Jeff Wright, chairman of Space Needle LLC, the family-run company that owns the Space Needle, says the renovation, dubbed “the century project,” will help make the building more modern and sustainable, noting that the improvements are in line with the original vision of the Space Needle as a forward-looking building.

“I believe we’ll look back at this as a pivotal moment in the history of the Space Needle,” said Wright. “This project both connects us back to our roots, to the vision that my father and his partners had when they built the Space Needle in 1962, and guides us forward into the future for generations to enjoy.”

 

The privately-funded project will take place in multiple stages over the next few years, with the restaurant and observation deck renovations set to be completed by summer 2018.

Space Needle
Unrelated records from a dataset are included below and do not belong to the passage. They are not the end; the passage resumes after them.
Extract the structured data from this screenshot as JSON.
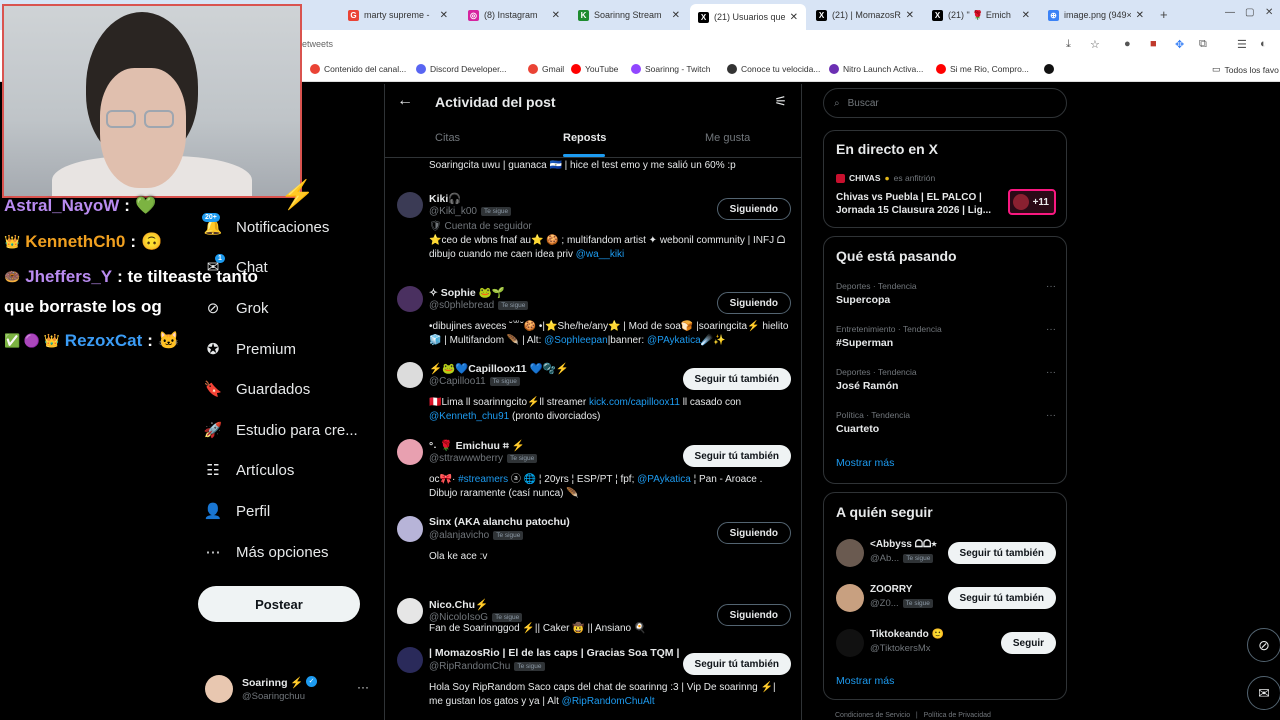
{
  "browser": {
    "tabs": [
      {
        "title": "marty supreme -",
        "color": "#ea4335",
        "icon": "G"
      },
      {
        "title": "(8) Instagram",
        "color": "#d6249f",
        "icon": "◎"
      },
      {
        "title": "Soarinng Stream",
        "color": "#1e8c2f",
        "icon": "K"
      },
      {
        "title": "(21) Usuarios que",
        "color": "#000000",
        "icon": "X",
        "active": true
      },
      {
        "title": "(21) | MomazosR",
        "color": "#000000",
        "icon": "X"
      },
      {
        "title": "(21) \" 🌹 Emich",
        "color": "#000000",
        "icon": "X"
      },
      {
        "title": "image.png (949×",
        "color": "#3b82f6",
        "icon": "⊕"
      }
    ],
    "url": "etweets",
    "bookmarks": [
      {
        "label": "Contenido del canal...",
        "color": "#ea4335"
      },
      {
        "label": "Discord Developer...",
        "color": "#5865f2"
      },
      {
        "label": "Gmail",
        "color": "#ea4335"
      },
      {
        "label": "YouTube",
        "color": "#ff0000"
      },
      {
        "label": "Soarinng - Twitch",
        "color": "#9146ff"
      },
      {
        "label": "Conoce tu velocida...",
        "color": "#333333"
      },
      {
        "label": "Nitro Launch Activa...",
        "color": "#6b2fb3"
      },
      {
        "label": "Si me Rio, Compro...",
        "color": "#ff0000"
      },
      {
        "label": "",
        "color": "#111111"
      }
    ],
    "all_bookmarks": "Todos los favo"
  },
  "stream_chat": [
    {
      "user": "Astral_NayoW",
      "user_color": "#b98bf0",
      "message": ":",
      "emote": "💚",
      "prefix": ""
    },
    {
      "user": "KennethCh0",
      "user_color": "#f0a020",
      "message": ":",
      "emote": "🙃",
      "prefix": "👑"
    },
    {
      "user": "Jheffers_Y",
      "user_color": "#b98bf0",
      "message": ": te tilteaste tanto",
      "emote": "",
      "prefix": "🍩"
    },
    {
      "user": "",
      "user_color": "#ffffff",
      "message": "que borraste los og",
      "emote": "",
      "prefix": ""
    },
    {
      "user": "RezoxCat",
      "user_color": "#3b9cf5",
      "message": ":",
      "emote": "🐱",
      "prefix": "✅ 🟣 👑"
    }
  ],
  "sidebar": {
    "notif_badge": "20+",
    "chat_badge": "1",
    "items": [
      {
        "label": "Notificaciones",
        "icon": "bell-icon"
      },
      {
        "label": "Chat",
        "icon": "chat-icon"
      },
      {
        "label": "Grok",
        "icon": "grok-icon"
      },
      {
        "label": "Premium",
        "icon": "premium-icon"
      },
      {
        "label": "Guardados",
        "icon": "bookmark-icon"
      },
      {
        "label": "Estudio para cre...",
        "icon": "rocket-icon"
      },
      {
        "label": "Artículos",
        "icon": "article-icon"
      },
      {
        "label": "Perfil",
        "icon": "person-icon"
      },
      {
        "label": "Más opciones",
        "icon": "more-icon"
      }
    ],
    "post_button": "Postear",
    "account": {
      "name": "Soarinng ⚡",
      "handle": "@Soaringchuu",
      "more": "···"
    }
  },
  "center": {
    "title": "Actividad del post",
    "tabs": [
      "Citas",
      "Reposts",
      "Me gusta"
    ],
    "active_tab": "Reposts",
    "top_partial": "Soaringcita uwu | guanaca 🇸🇻 | hice el test emo y me salió un 60% :p",
    "follows_you": "Te sigue",
    "users": [
      {
        "name": "Kiki🎧",
        "handle": "@Kiki_k00",
        "follows_you": true,
        "button": "Siguiendo",
        "button_style": "following",
        "avatar": "#3b3b55",
        "extra": "🛡 Cuenta de seguidor",
        "bio": [
          {
            "text": "⭐ceo de wbns fnaf au⭐ 🍪 ; multifandom artist ✦ webonil community | INFJ ᗝ dibujo cuando me caen idea priv "
          },
          {
            "text": "@wa__kiki",
            "link": true
          }
        ]
      },
      {
        "name": "✧ Sophie 🐸🌱",
        "handle": "@s0phlebread",
        "follows_you": true,
        "button": "Siguiendo",
        "button_style": "following",
        "avatar": "#4a3060",
        "extra": "",
        "bio": [
          {
            "text": "•dibujines aveces ˘꒳˘🍪 •|⭐She/he/any⭐ | Mod de soa🍞 |soaringcita⚡ hielito🧊 | Multifandom 🪶 | Alt: "
          },
          {
            "text": "@Sophleepan",
            "link": true
          },
          {
            "text": "|banner: "
          },
          {
            "text": "@PAykatica",
            "link": true
          },
          {
            "text": "☄️✨"
          }
        ]
      },
      {
        "name": "⚡🐸💙Capilloox11 💙🫧⚡",
        "handle": "@Capilloo11",
        "follows_you": true,
        "button": "Seguir tú también",
        "button_style": "follow",
        "avatar": "#dcdcdc",
        "extra": "",
        "bio": [
          {
            "text": "🇵🇪Lima ll soarinngcito⚡ll streamer "
          },
          {
            "text": "kick.com/capilloox11",
            "link": true
          },
          {
            "text": " ll casado con "
          },
          {
            "text": "@Kenneth_chu91",
            "link": true
          },
          {
            "text": " (pronto divorciados)"
          }
        ]
      },
      {
        "name": "°˖ 🌹 Emichuu ⌗ ⚡",
        "handle": "@sttrawwwberry",
        "follows_you": true,
        "button": "Seguir tú también",
        "button_style": "follow",
        "avatar": "#e8a0b0",
        "extra": "",
        "bio": [
          {
            "text": "ᴏᴄ🎀· "
          },
          {
            "text": "#streamers",
            "link": true
          },
          {
            "text": " ⓐ 🌐 ¦ 20yrs ¦ ESP/PT ¦ fpf; "
          },
          {
            "text": "@PAykatica",
            "link": true
          },
          {
            "text": " ¦ Pan - Aroace . Dibujo raramente (casí nunca) 🪶"
          }
        ]
      },
      {
        "name": "Sinx (AKA alanchu patochu)",
        "handle": "@alanjavicho",
        "follows_you": true,
        "button": "Siguiendo",
        "button_style": "following",
        "avatar": "#b7b4d8",
        "extra": "",
        "bio": [
          {
            "text": "Ola ke ace :v"
          }
        ]
      },
      {
        "name": "Nico.Chu⚡",
        "handle": "@NicoloIsoG",
        "follows_you": true,
        "button": "Siguiendo",
        "button_style": "following",
        "avatar": "#e6e6e6",
        "extra": "",
        "bio": [
          {
            "text": "Fan de Soarinnggod ⚡|| Caker 🤠 || Ansiano 🍳"
          }
        ]
      },
      {
        "name": "| MomazosRio | El de las caps | Gracias Soa TQM |",
        "handle": "@RipRandomChu",
        "follows_you": true,
        "button": "Seguir tú también",
        "button_style": "follow",
        "avatar": "#2a2a5a",
        "extra": "",
        "bio": [
          {
            "text": "Hola Soy RipRandom Saco caps del chat de soarinng :3 | Vip De soarinng ⚡| me gustan los gatos y ya | Alt "
          },
          {
            "text": "@RipRandomChuAlt",
            "link": true
          }
        ]
      }
    ]
  },
  "right": {
    "search_placeholder": "Buscar",
    "live": {
      "title": "En directo en X",
      "host": "CHIVAS",
      "host_suffix": "es anfitrión",
      "event": "Chivas vs Puebla | EL PALCO | Jornada 15 Clausura 2026 | Lig...",
      "count": "+11"
    },
    "trends_title": "Qué está pasando",
    "trends": [
      {
        "category": "Deportes · Tendencia",
        "name": "Supercopa"
      },
      {
        "category": "Entretenimiento · Tendencia",
        "name": "#Superman"
      },
      {
        "category": "Deportes · Tendencia",
        "name": "José Ramón"
      },
      {
        "category": "Política · Tendencia",
        "name": "Cuarteto"
      }
    ],
    "show_more": "Mostrar más",
    "who_title": "A quién seguir",
    "who": [
      {
        "name": "<Abbyss ᗝᗝ⭑",
        "handle": "@Ab...",
        "follows_you": true,
        "button": "Seguir tú también",
        "avatar": "#6a5a50"
      },
      {
        "name": "ZOORRY",
        "handle": "@Z0...",
        "follows_you": true,
        "button": "Seguir tú también",
        "avatar": "#c8a080"
      },
      {
        "name": "Tiktokeando 🙂",
        "handle": "@TiktokersMx",
        "follows_you": false,
        "button": "Seguir",
        "avatar": "#111111"
      }
    ],
    "footer": "Condiciones de Servicio   |   Política de Privacidad"
  }
}
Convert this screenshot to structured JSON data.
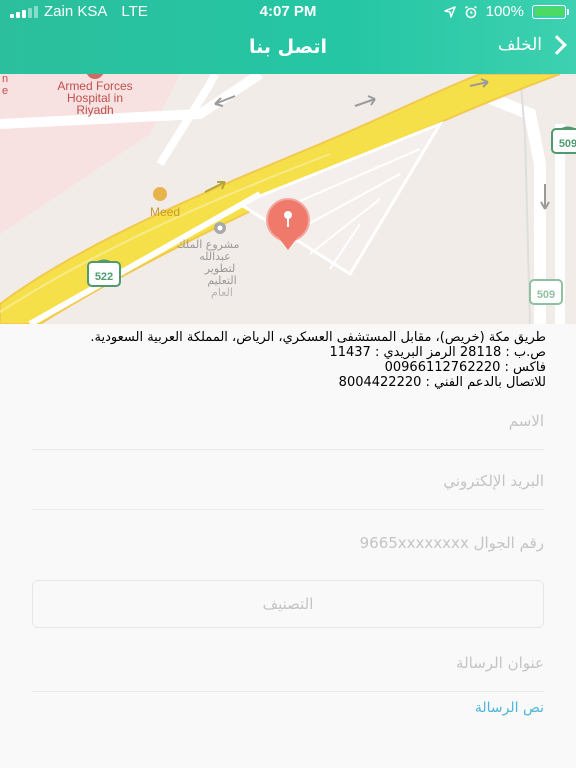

Seattle's iconic Space Needle is a beloved but aging part of the Emerald City's skyline, and the building's owners have decided to give the 55-year-old structure a makeover in an ambitious project helmed by local architect Olson Kundig. The renovation will update the structure’s physical systems and elevate the visitor experience by dramatically enhancing the view. The current cage-like enclosure that surrounds the walls on the observation deck will be replaced with floor-to-ceiling glass panels, providing an uninhibited view of surrounding Puget Sound.